WHAT YOU HAVE TO DO.
Check every line of the entries for the string "label" and return the ones that contain it.

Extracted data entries
────────────────────────────────────────
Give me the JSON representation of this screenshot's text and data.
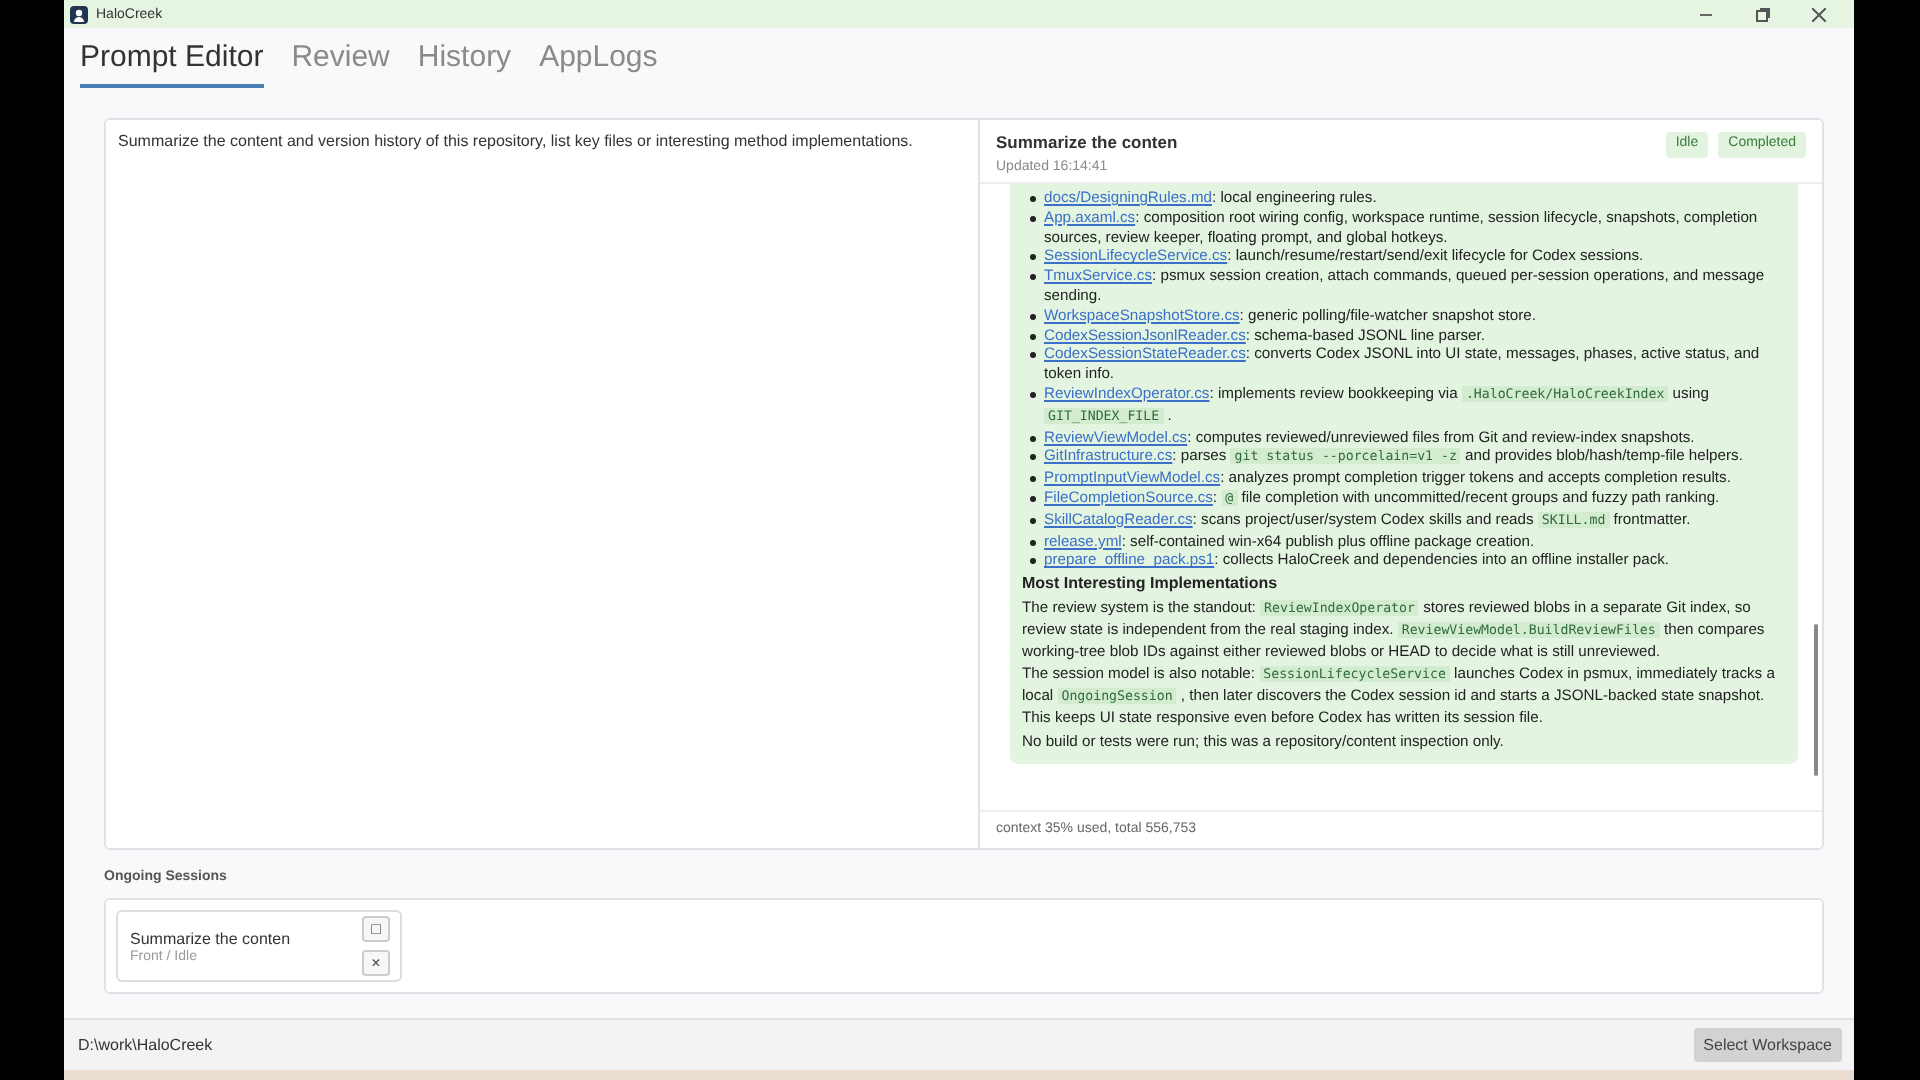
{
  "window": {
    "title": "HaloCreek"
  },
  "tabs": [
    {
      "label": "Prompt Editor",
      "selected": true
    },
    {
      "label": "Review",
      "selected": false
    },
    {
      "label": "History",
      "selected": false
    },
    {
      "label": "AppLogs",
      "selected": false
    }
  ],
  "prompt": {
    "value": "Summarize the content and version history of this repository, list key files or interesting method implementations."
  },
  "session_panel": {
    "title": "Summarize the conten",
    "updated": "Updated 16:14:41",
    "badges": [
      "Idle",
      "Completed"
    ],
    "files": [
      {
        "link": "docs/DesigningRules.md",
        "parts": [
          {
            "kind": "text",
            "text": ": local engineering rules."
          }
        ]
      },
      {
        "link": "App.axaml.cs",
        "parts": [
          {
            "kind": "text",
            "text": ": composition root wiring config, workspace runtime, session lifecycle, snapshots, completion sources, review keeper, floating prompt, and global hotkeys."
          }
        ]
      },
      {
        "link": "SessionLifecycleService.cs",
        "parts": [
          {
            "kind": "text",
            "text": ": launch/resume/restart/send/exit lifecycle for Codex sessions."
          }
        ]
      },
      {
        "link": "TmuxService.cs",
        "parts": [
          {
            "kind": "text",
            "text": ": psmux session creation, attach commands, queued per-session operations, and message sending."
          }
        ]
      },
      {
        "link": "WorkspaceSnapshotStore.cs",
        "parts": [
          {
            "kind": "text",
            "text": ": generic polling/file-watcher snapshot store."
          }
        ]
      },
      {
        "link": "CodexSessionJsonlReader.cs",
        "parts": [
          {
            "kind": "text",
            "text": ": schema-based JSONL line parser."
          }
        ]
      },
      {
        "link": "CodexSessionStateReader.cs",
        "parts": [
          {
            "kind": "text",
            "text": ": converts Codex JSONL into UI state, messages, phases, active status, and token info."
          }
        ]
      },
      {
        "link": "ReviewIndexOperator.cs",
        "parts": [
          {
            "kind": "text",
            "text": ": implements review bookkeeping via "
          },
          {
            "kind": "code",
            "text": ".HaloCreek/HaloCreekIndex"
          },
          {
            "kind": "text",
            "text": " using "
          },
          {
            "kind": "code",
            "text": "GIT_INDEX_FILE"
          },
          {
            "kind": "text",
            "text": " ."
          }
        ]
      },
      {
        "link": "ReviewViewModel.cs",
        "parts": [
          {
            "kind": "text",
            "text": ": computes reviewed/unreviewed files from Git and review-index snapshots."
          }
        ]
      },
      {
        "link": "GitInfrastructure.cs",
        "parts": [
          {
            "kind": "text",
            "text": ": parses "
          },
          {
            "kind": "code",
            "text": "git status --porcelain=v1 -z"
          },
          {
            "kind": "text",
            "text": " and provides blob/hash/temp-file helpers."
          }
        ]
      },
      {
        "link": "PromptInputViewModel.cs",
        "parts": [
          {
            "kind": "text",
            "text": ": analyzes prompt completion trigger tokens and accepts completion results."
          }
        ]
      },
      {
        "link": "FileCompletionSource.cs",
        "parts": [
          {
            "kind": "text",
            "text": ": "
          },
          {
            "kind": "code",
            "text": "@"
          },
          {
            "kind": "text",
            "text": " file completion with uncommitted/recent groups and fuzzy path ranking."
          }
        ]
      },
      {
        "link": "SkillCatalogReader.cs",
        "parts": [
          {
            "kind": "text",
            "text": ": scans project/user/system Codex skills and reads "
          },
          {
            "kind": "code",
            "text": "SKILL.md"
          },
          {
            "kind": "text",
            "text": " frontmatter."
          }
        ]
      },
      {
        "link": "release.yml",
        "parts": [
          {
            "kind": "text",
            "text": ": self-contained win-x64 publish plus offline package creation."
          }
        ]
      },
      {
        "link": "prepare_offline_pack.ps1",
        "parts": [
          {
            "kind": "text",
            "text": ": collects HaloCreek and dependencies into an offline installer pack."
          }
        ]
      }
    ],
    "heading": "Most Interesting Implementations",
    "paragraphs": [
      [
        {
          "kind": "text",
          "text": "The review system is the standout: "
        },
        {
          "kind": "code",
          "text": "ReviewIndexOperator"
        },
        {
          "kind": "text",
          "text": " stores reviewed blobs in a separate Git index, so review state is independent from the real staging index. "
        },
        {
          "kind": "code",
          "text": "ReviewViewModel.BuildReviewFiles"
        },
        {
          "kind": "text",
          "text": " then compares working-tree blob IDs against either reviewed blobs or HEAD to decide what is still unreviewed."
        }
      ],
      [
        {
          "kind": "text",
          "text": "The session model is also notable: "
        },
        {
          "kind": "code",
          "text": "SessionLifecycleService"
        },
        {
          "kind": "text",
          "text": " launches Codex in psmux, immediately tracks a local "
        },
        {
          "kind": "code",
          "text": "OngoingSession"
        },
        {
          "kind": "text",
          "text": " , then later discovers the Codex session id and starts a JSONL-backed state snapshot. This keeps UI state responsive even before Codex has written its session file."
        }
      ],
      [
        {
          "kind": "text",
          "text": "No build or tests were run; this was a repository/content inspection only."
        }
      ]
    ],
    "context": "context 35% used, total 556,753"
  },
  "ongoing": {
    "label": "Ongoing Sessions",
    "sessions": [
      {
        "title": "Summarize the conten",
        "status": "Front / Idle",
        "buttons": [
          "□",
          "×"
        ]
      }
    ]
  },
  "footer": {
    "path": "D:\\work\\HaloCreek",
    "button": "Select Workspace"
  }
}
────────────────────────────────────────
SOLUTION TO THE PROBLEM.
      "label": "Prompt Editor",
      "label": "Review",
      "label": "History",
      "label": "AppLogs",
    "label": "Ongoing Sessions",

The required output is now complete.